* [Work order]
Below are records; report how many of their lines contain the word "Axle", giving only the number.

* [Source records]
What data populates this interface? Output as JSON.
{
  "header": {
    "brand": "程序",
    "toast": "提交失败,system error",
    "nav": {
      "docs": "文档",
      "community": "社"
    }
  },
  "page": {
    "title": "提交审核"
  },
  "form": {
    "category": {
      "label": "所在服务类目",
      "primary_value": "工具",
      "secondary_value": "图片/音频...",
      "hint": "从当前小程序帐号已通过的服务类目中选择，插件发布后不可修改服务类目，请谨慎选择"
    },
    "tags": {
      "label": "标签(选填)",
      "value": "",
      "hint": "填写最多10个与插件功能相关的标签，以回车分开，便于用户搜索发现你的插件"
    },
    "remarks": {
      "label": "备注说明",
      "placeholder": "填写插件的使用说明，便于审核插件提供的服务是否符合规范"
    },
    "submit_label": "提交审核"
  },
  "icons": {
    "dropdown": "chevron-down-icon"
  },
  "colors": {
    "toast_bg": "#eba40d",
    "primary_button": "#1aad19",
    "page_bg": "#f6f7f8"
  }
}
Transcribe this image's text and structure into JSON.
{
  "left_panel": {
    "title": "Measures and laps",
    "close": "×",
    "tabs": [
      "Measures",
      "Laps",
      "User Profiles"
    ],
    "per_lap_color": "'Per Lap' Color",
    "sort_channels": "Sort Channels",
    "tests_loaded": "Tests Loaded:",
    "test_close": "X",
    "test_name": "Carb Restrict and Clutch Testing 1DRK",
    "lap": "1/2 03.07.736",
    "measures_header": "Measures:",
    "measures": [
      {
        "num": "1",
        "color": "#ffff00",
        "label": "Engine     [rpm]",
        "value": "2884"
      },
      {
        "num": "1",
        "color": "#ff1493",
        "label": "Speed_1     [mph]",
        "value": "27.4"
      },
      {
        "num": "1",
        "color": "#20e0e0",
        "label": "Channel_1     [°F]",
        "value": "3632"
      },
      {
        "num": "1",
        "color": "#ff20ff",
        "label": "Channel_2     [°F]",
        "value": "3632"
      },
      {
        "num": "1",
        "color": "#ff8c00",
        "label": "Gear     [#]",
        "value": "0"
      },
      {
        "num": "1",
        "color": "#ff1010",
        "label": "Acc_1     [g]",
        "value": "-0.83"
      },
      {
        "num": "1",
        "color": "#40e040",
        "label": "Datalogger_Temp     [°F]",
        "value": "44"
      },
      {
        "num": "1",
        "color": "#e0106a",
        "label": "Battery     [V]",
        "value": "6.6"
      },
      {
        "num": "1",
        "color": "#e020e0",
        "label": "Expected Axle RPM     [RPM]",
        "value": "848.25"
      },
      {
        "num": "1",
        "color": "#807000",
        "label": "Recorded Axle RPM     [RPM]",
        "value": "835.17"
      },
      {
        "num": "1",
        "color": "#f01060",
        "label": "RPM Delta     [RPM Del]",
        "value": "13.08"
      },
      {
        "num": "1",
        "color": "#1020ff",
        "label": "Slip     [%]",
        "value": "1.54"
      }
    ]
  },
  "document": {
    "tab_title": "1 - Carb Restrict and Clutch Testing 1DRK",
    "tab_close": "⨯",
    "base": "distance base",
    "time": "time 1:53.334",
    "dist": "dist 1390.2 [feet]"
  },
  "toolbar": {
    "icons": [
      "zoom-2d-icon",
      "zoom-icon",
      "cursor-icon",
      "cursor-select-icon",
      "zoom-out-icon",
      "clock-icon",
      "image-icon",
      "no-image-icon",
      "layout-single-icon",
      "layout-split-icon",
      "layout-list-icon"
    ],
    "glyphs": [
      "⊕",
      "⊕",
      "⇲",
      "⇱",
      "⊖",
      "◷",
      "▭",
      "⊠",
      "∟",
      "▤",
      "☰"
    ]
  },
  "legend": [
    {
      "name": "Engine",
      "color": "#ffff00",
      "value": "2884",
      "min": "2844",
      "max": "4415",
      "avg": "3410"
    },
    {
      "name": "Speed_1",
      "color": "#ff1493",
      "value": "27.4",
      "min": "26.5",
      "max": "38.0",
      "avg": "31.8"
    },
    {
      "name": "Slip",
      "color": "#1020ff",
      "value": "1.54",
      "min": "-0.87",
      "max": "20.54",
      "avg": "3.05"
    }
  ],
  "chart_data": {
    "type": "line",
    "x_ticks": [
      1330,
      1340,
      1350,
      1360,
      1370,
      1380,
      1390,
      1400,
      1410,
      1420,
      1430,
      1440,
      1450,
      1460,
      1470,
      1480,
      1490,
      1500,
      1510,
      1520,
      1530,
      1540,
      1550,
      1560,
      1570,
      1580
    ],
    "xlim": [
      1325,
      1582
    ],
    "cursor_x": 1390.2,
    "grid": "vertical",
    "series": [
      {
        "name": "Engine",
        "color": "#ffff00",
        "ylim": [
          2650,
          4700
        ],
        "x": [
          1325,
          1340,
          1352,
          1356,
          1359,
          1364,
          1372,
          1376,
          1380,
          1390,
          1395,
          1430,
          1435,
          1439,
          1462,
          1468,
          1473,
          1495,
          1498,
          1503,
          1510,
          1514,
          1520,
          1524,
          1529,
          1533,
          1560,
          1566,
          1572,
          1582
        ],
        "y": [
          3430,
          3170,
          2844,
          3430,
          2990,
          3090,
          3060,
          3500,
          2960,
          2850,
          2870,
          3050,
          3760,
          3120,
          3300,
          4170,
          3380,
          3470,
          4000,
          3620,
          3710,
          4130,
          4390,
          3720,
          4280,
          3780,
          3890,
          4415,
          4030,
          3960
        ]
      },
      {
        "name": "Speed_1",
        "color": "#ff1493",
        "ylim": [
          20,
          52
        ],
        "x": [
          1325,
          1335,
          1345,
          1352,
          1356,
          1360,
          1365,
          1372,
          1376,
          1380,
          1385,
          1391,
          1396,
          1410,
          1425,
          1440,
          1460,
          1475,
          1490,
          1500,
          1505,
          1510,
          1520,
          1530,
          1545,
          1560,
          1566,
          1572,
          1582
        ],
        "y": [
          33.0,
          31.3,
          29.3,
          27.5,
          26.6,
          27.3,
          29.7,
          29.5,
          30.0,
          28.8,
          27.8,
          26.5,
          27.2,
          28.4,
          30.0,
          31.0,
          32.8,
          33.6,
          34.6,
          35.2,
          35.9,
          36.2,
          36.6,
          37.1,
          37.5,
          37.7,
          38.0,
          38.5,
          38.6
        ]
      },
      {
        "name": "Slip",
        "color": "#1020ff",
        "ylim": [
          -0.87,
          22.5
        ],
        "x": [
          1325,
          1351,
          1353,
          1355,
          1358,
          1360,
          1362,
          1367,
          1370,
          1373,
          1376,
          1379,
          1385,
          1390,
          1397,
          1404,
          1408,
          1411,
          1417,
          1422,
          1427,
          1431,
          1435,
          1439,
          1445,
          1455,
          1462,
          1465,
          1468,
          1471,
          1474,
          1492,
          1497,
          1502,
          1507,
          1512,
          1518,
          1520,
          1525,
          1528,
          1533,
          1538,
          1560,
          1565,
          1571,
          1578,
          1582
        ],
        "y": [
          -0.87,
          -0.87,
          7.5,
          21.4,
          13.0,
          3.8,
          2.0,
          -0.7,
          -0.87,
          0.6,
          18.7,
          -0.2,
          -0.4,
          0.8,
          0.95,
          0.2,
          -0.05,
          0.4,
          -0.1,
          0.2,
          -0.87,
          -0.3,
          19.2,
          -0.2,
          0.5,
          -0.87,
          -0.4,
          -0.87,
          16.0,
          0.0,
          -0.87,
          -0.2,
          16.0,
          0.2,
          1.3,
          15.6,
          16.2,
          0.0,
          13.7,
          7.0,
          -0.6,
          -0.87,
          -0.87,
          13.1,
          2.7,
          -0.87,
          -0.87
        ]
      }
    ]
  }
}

* [Answer below]
2